 date for elections,'' he said. ``It looks like they, at least President
Preval, has walked away from the commitments he made to us and more
importantly to the Haitian people.'' Romero said failure to constitute
Parliament by June 12 ``would risk isolating Haiti from the community of
democracies and jeopardize future cooperation.'' Aristide, who spent
three years in exile after being ousted from the presidency in a coup
d'etat in 1991, was at Nova as part of a four-day visit to South
Florida. He had been expected to deliver a speech Friday at the James L.
Knight Center in Miami that would draw thousands of Haitian Americans,
some from as far away as Boston and Canada.  But that speaking
engagement was in doubt Wednesday following word that slain
 Haitian radio journalist Jean Dominique would be buried in Haiti on
Saturday. Dominique, Haiti's best-known radio personality, was a close
ally of Aristide. He was gunned down by an unknown assailant Monday,
along with a radio station caretaker.


 The killings added to the sense of crisis as Haiti struggles to restore
a functioning legislature. Elections had been scheduled for late 1999,
then set for March 19 and April 30 of this year by agreement between
Preval and the Provisional Electoral Council.The council later postponed
the vote to April 9 and May 21, saying organizing
 problems made it impossible to meet the earlier dates. Preval reacted
angrily last month, saying he had not been consulted on the change.
 There has been suspicion among Preval's opposition that he is working
in tandem with Aristide, who is thought to prefer combined parliamentary
and presidential elections later in the year. Aristide denied that
Tuesday, saying he prefers separate elections, with the parliamentary
and municipal vote held as soon as possible and the presidential
 vote later.

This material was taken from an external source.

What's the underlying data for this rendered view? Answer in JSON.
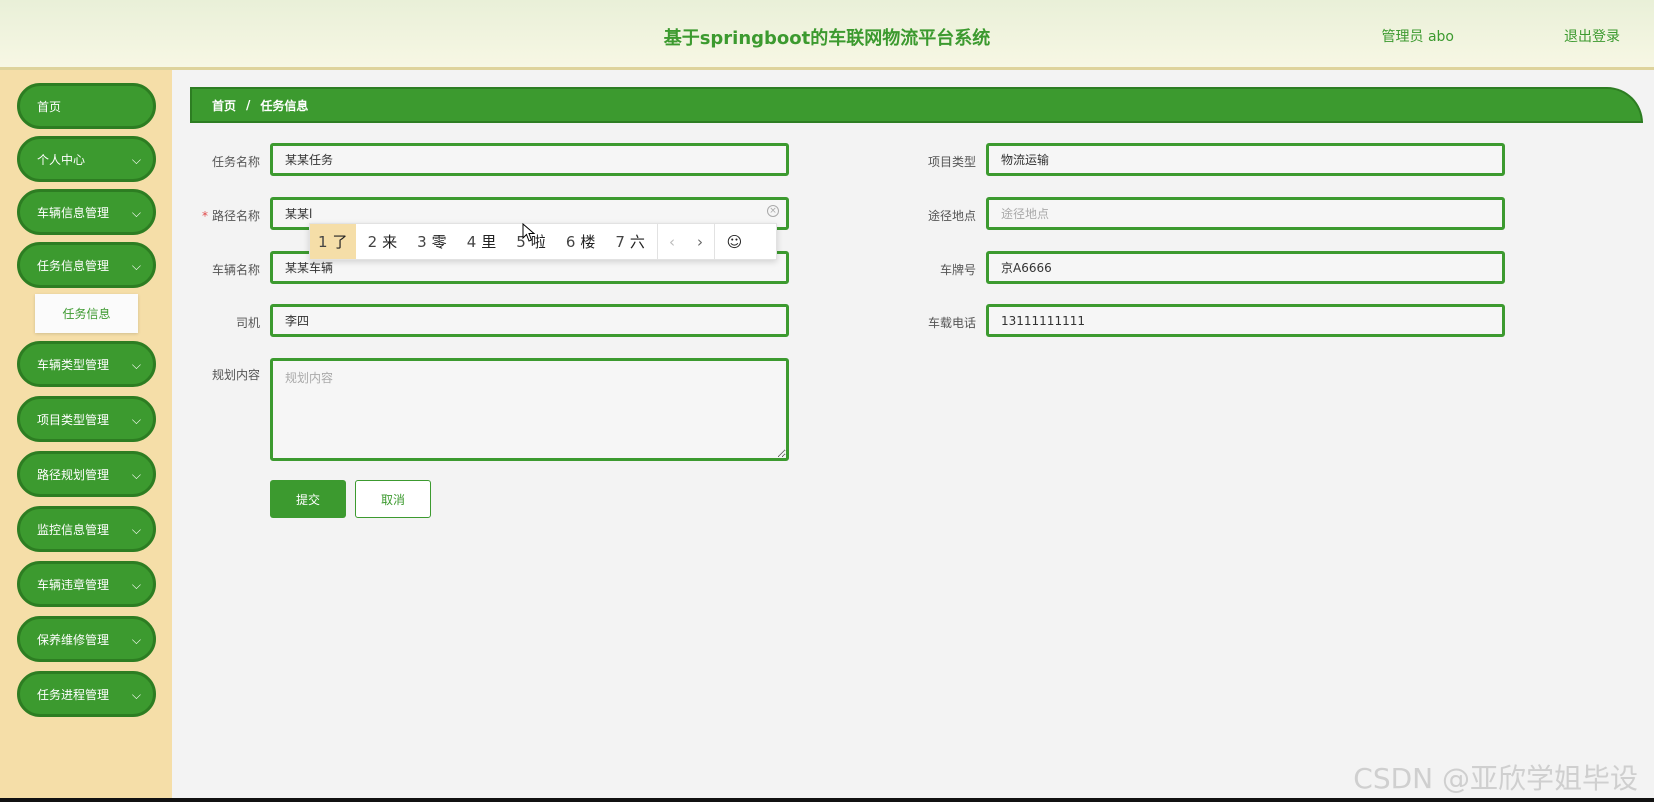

Aristide is generally viewed as the likely winner of the
presidential election and it is thought he would probably benefit from
the coattail effect of combined elections, giving him a better chance at
a parliamentary majority. When asked if he would definitely be a
presidential candidate, he said: ``It is not impossible.'' Aristide said
Haiti must carry out the elections to move forward in its transition
 from a dictatorship to a viable, deeply rooted democracy, and to
maintain credibility in the international arena. ``Keeping the political
stability is one way to attract investors,'' he said. He responded to a
question about reports of increasing violence fueled by his
 supporters by saying those were media misperceptions. ``These are not
my supporters,'' he said. ``We know the government of Haiti does
 not want to have burning tires in the street or have social disorder.
But the legacy of what has come before in my country is a weak judicial


 Aristide laid part of the blame on a U.S. policy of deporting Haitians
who have been convicted of crimes in the United States. ``This is
something that is an issue that we have to deal with, with authorities
in both countries,'' he said. Kerline Altidor, a Miami law student who
asked the violence question, said later she felt Aristide only
half-answered her question. ``These reports of violence are coming out
of Haiti and are on Haitian radio,'' said Altidor, who came to the
United States from Haiti 20 years ago. ``It is happening, from the
information we have coming from there.'' When asked if he favored a
return of U.S. soldiers to help keep the peace in Haiti,
 Aristide said: ``I think I answered that earlier when I talked about my
happiness with what we have been able to accomplish working together
with the U.S. and the United Nations, and my desire to keep good
relations and continue to work together.''

 Herald staff writers Hans Mardy, Sandra Marquez Garcia and Jacqueline
Charles, and Herald wire services contributed to this report.